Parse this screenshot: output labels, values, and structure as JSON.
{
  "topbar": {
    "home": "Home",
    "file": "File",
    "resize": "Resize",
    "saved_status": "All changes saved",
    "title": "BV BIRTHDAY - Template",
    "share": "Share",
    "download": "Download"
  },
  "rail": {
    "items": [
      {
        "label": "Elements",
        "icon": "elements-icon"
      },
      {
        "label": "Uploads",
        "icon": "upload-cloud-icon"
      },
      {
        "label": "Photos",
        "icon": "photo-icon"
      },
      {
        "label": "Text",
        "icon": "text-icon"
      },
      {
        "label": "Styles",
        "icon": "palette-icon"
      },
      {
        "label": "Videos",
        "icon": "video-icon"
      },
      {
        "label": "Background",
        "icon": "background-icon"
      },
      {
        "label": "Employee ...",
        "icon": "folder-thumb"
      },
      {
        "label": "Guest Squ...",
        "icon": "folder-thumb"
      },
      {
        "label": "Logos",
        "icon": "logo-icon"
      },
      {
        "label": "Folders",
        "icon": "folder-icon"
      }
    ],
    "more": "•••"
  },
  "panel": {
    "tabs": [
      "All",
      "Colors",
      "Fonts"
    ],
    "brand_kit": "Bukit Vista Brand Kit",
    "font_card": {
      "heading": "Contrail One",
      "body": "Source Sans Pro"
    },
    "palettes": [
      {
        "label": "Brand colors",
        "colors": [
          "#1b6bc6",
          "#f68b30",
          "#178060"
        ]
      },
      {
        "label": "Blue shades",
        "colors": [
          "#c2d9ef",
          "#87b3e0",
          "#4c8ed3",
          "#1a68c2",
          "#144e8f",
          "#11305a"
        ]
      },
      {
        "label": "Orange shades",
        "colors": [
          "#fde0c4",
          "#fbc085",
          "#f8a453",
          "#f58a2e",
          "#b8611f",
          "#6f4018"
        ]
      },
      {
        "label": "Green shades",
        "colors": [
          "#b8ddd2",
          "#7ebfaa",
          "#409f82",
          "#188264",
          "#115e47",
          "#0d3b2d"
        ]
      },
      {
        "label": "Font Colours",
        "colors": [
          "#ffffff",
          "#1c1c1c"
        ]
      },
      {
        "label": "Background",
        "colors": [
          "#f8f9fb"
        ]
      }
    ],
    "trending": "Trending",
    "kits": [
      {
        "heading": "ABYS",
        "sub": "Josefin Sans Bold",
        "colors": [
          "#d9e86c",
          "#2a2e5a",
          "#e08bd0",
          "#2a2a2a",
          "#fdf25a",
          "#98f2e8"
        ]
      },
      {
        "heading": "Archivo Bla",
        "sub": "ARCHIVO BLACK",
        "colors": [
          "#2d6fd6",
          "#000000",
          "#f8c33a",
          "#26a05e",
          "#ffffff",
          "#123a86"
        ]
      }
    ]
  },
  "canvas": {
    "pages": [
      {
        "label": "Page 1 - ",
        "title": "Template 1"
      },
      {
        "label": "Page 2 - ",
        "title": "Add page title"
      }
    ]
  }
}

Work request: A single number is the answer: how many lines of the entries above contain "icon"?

Response to this exercise: 11